- any time 'current language' is used it means django.utils.translation.get_language() which uses thread locals
- many more
Aspects and design Questions
- setting default locale in Managers?
- setting default locale in related objects?
- locale in URL?
- Mark model fields as internationalized through attribute or through meta class (first approach is bad for subclassing)
- getting current language easy, having easy access to other languages
- Models are often Subclassed, do the subclasses lose flexibility?
- yes, by the design (4)
- what if somebody needs to use internationalized objects with something complexity adding like django-reversion, is it still possible, which limitations result from a solution?
- must work anyway if they only used the documented API
- Language Fallbacks

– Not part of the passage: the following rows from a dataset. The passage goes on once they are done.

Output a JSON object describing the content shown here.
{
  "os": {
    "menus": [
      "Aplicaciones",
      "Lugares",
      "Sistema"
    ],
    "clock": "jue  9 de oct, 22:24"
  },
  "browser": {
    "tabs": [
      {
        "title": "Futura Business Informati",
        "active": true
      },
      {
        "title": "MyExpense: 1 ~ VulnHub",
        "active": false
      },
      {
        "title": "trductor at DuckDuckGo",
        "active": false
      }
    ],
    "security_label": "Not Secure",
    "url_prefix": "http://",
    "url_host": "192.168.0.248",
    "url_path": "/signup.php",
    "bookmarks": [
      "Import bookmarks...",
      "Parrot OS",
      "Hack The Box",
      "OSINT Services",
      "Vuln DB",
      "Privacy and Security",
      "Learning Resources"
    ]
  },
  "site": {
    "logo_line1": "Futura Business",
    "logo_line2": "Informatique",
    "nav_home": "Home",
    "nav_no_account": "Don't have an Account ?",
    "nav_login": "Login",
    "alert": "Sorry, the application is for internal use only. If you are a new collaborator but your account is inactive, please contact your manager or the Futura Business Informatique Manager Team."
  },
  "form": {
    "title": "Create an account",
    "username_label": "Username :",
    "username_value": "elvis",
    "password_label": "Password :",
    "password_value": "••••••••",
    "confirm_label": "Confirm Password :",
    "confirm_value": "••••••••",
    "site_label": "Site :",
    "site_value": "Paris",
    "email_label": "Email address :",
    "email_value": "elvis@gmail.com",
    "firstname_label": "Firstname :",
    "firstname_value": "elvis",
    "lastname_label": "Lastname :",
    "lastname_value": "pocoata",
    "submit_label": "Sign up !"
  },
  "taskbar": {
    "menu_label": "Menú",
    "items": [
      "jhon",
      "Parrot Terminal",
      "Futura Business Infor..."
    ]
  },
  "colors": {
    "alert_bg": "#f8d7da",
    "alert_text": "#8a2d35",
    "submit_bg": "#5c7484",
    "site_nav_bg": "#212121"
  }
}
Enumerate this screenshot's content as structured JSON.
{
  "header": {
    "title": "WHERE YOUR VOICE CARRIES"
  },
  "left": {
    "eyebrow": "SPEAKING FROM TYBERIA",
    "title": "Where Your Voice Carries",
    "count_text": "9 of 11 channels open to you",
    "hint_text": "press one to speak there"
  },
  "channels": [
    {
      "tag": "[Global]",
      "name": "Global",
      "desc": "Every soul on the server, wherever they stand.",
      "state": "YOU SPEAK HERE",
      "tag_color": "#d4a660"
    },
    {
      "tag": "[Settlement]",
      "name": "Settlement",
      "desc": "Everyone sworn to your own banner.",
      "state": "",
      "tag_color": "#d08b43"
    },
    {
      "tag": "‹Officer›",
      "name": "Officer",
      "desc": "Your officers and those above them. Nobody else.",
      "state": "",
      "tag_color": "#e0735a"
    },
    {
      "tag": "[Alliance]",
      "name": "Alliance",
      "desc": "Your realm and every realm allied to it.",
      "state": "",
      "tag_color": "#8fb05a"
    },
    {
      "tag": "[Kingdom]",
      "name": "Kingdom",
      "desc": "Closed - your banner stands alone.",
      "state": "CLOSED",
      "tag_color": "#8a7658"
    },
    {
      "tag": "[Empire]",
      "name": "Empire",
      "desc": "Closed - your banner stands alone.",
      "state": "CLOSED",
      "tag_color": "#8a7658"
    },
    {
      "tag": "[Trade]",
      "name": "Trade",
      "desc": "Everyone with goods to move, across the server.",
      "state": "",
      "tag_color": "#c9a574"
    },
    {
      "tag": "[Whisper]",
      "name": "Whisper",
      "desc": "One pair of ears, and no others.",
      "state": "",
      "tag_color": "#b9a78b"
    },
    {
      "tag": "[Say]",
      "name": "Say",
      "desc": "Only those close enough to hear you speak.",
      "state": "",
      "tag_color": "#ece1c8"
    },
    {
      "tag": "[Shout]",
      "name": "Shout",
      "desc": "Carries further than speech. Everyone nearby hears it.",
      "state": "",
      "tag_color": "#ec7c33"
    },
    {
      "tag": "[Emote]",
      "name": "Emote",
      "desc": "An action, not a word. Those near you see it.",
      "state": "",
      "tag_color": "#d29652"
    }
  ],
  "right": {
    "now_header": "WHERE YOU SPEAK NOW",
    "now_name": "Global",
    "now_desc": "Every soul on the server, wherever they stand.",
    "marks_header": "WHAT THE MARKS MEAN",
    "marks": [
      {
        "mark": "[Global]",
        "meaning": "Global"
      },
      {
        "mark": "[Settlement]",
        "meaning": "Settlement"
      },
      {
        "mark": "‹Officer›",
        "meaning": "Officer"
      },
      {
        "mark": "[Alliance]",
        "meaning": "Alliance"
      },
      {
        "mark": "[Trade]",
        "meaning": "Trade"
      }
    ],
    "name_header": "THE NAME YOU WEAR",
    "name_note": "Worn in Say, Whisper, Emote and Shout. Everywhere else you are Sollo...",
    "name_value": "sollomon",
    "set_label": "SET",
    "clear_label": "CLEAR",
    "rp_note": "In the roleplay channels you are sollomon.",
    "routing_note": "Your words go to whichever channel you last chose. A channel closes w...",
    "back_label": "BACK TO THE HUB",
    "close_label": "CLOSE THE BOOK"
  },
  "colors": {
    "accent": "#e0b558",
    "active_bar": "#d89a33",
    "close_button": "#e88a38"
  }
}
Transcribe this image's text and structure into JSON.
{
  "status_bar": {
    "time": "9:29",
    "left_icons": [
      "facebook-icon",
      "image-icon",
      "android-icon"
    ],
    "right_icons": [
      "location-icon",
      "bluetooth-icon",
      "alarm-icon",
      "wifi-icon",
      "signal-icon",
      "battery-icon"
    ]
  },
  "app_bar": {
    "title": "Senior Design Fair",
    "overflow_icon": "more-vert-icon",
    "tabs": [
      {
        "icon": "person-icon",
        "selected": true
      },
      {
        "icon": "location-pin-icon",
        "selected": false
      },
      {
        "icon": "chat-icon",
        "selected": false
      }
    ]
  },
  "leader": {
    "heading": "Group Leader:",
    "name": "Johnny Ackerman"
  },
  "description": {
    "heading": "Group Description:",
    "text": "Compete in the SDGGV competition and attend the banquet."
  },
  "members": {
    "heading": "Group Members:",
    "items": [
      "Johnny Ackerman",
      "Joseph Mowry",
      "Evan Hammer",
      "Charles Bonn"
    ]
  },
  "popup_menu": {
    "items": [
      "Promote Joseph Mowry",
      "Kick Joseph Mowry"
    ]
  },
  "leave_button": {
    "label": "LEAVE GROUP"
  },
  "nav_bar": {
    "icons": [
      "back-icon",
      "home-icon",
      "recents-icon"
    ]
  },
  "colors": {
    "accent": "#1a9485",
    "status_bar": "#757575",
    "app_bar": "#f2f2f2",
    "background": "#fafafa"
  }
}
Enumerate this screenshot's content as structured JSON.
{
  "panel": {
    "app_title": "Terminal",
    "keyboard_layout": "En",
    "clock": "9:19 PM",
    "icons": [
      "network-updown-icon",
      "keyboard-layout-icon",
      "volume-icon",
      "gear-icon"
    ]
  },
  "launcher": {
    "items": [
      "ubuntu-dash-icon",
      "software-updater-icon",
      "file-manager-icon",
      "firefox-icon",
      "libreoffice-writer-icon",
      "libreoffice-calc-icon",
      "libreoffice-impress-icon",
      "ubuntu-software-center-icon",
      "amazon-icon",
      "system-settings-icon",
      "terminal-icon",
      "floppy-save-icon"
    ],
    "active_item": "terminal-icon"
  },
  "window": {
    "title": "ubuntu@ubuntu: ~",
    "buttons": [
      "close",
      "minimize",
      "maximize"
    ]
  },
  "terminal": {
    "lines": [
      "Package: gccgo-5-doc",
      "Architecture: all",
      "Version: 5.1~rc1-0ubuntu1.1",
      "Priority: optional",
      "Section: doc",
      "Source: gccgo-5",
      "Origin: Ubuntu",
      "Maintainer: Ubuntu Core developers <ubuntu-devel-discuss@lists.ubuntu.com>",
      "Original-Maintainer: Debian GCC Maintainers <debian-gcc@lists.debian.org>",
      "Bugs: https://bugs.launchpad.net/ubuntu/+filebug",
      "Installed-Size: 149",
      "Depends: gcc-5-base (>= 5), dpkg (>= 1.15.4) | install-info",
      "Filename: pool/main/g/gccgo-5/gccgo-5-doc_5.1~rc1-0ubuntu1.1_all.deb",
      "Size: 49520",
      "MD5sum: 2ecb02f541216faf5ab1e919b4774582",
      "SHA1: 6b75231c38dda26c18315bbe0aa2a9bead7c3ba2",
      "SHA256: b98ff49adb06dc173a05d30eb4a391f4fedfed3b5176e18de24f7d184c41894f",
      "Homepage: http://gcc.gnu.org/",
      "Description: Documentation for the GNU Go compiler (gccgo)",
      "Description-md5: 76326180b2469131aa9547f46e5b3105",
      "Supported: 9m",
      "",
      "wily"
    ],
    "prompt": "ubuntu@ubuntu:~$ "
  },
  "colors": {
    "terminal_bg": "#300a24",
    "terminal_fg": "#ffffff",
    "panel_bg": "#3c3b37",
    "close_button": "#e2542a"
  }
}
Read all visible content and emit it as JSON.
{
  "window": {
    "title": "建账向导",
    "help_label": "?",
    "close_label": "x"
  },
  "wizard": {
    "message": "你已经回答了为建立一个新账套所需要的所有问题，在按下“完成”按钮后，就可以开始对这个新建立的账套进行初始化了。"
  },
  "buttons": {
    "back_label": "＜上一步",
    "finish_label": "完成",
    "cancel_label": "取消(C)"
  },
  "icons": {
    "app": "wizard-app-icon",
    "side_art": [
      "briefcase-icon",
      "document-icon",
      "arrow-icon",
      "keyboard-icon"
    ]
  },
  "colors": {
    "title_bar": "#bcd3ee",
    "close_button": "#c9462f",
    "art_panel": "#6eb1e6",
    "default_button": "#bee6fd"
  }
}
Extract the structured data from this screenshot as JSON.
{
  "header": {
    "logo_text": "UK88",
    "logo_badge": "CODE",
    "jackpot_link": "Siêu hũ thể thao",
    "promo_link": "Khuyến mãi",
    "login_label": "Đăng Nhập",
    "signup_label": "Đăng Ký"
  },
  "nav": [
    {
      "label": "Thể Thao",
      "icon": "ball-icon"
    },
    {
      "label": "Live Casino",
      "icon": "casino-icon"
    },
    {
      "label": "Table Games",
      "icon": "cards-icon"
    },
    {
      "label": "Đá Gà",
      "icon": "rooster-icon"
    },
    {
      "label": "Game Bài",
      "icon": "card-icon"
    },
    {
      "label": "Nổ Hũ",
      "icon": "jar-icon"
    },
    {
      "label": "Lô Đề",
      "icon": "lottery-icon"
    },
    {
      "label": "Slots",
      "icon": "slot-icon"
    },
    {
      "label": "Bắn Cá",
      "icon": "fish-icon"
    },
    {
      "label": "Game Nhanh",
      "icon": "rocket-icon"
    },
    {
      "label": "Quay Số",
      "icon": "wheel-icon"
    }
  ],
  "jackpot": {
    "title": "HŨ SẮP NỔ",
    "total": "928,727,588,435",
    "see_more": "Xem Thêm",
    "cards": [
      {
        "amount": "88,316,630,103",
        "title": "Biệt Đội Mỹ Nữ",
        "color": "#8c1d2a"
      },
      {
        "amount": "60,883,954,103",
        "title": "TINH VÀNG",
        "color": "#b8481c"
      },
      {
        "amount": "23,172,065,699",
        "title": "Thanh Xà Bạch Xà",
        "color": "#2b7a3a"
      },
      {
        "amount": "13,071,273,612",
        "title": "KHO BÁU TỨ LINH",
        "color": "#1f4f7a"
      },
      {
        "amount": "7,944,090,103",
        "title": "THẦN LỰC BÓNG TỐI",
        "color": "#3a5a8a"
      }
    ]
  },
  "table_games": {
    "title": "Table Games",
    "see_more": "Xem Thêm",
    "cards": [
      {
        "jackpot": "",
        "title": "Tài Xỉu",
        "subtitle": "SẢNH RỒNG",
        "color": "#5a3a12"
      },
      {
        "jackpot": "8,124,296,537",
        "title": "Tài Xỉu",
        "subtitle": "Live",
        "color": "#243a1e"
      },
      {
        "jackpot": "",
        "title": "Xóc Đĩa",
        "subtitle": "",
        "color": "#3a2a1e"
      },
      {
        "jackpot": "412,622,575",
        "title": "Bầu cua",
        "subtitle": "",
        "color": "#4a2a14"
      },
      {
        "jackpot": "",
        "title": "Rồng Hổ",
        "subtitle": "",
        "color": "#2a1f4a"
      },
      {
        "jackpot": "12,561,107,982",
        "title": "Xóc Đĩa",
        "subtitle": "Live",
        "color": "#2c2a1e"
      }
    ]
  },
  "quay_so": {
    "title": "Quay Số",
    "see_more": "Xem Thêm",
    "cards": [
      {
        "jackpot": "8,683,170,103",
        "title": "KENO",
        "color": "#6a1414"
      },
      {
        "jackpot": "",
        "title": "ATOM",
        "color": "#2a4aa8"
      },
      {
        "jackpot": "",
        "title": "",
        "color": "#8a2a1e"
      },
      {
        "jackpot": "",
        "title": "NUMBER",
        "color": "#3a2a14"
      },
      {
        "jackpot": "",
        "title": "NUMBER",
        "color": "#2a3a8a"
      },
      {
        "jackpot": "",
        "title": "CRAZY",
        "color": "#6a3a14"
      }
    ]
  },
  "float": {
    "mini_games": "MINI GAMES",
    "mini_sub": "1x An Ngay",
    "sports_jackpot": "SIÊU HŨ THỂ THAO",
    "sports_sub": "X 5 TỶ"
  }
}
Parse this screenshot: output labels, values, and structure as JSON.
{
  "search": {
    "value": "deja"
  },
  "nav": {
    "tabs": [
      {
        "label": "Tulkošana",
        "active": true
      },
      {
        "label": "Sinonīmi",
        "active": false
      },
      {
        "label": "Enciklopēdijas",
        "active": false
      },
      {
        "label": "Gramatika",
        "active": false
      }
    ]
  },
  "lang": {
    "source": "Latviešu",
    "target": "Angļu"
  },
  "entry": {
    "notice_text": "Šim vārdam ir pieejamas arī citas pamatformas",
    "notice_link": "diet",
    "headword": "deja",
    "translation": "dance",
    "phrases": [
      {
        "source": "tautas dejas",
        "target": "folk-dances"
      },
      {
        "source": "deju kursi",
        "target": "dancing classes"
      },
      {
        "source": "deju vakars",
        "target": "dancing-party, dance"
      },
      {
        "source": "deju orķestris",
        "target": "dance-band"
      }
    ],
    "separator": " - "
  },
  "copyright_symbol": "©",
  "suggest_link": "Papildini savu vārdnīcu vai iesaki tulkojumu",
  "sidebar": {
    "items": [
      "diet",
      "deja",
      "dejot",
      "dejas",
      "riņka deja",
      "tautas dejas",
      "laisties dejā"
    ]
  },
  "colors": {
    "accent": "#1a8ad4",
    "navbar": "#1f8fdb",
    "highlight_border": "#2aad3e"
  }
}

- you allways want/need a fallback (flexible fallback strategy? who decides how the fallback is working)
- ltr and rtl languages mixin issues if there are multiple languages used in a page as result of fallback
- Solution to all of that: problem of someone else (application developer)
Indirect Issues, related problems
- Language in the URI, URL namespaces aware of language, reverse should be language-aware
- UI Multiforms for translations
- only languages officially supported by Django work or can be selected in settings.py (not sure if this is describing it exactly but there is a limitation)
- language selection
- in URL as .../<locale>/...
- in subdomain
- as query string ?lang=en
- as cookie (generally bad)
- language database table similar to ContentTypes database table?
A brief overview of existing approaches with implementing projects.
- property column is holding all translations (in a map)
- big table holding all translations
- table per property holding all languages of this property
- table for not internationalized properties and an extratable for the localized version
- language is saved as integer, which doesn't work for multiple site projects where language ids in setting can differ
- object per language, the association between objects is provided by a goup-id (an update of the not internationalized fields would overwrite this fields in all other language objects)
- a code example
- normal model with one language, additional table with all i18n fields in other languages
- django-model-i18n (status: experimental)
- Tickets: #6460 and #6952, not direct related: #9924 and #5446